[Dataset rows describing interfaces]
· · ·

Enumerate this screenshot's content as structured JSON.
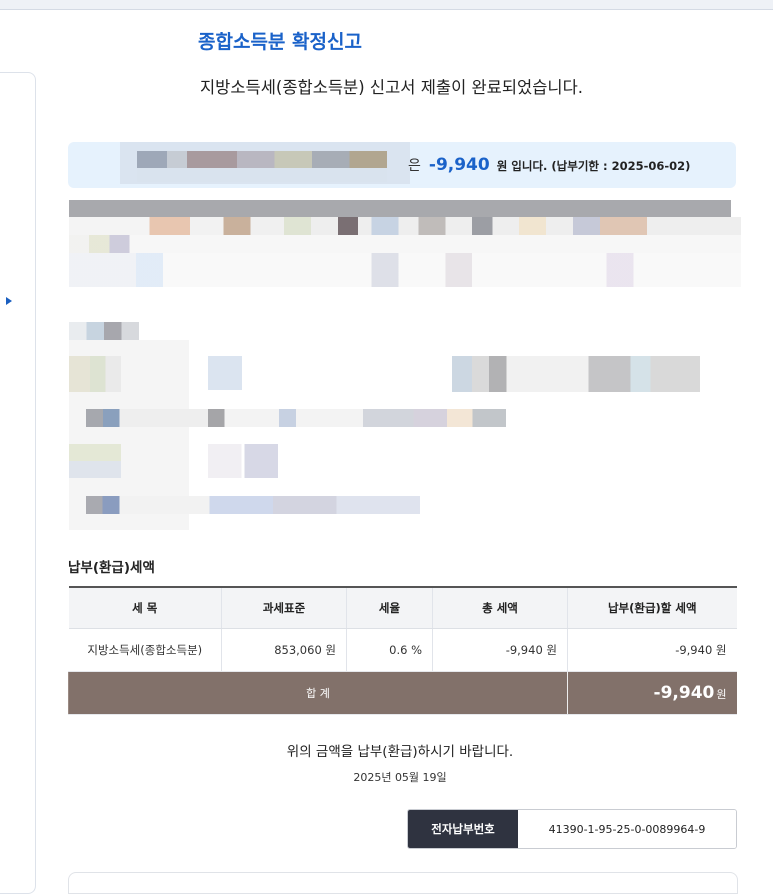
{
  "header": {
    "title": "종합소득분 확정신고",
    "subtitle": "지방소득세(종합소득분) 신고서 제출이 완료되었습니다."
  },
  "notice": {
    "suffix_particle": "은",
    "amount": "-9,940",
    "rest": "원 입니다. (납부기한 : 2025-06-02)"
  },
  "tax_section": {
    "title": "납부(환급)세액",
    "columns": [
      "세 목",
      "과세표준",
      "세율",
      "총 세액",
      "납부(환급)할 세액"
    ],
    "rows": [
      {
        "item": "지방소득세(종합소득분)",
        "base": "853,060 원",
        "rate": "0.6 %",
        "total": "-9,940 원",
        "payable": "-9,940 원"
      }
    ],
    "total_row": {
      "label": "합 계",
      "amount": "-9,940",
      "unit": "원"
    }
  },
  "closing": {
    "message": "위의 금액을 납부(환급)하시기 바랍니다.",
    "date": "2025년 05월 19일"
  },
  "payment": {
    "label": "전자납부번호",
    "number": "41390-1-95-25-0-0089964-9"
  },
  "colors": {
    "accent": "#1a62c9",
    "notice_bg": "#e6f2fd",
    "total_row_bg": "#82716a",
    "pay_label_bg": "#2f3340"
  }
}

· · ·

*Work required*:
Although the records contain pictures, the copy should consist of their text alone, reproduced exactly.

*Response box*:
Enumerate this screenshot's content as structured JSON.
{
  "header": {
    "title": "종합소득분 확정신고",
    "subtitle": "지방소득세(종합소득분) 신고서 제출이 완료되었습니다."
  },
  "notice": {
    "suffix_particle": "은",
    "amount": "-9,940",
    "rest": "원 입니다. (납부기한 : 2025-06-02)"
  },
  "tax_section": {
    "title": "납부(환급)세액",
    "columns": [
      "세 목",
      "과세표준",
      "세율",
      "총 세액",
      "납부(환급)할 세액"
    ],
    "rows": [
      {
        "item": "지방소득세(종합소득분)",
        "base": "853,060 원",
        "rate": "0.6 %",
        "total": "-9,940 원",
        "payable": "-9,940 원"
      }
    ],
    "total_row": {
      "label": "합 계",
      "amount": "-9,940",
      "unit": "원"
    }
  },
  "closing": {
    "message": "위의 금액을 납부(환급)하시기 바랍니다.",
    "date": "2025년 05월 19일"
  },
  "payment": {
    "label": "전자납부번호",
    "number": "41390-1-95-25-0-0089964-9"
  },
  "colors": {
    "accent": "#1a62c9",
    "notice_bg": "#e6f2fd",
    "total_row_bg": "#82716a",
    "pay_label_bg": "#2f3340"
  }
}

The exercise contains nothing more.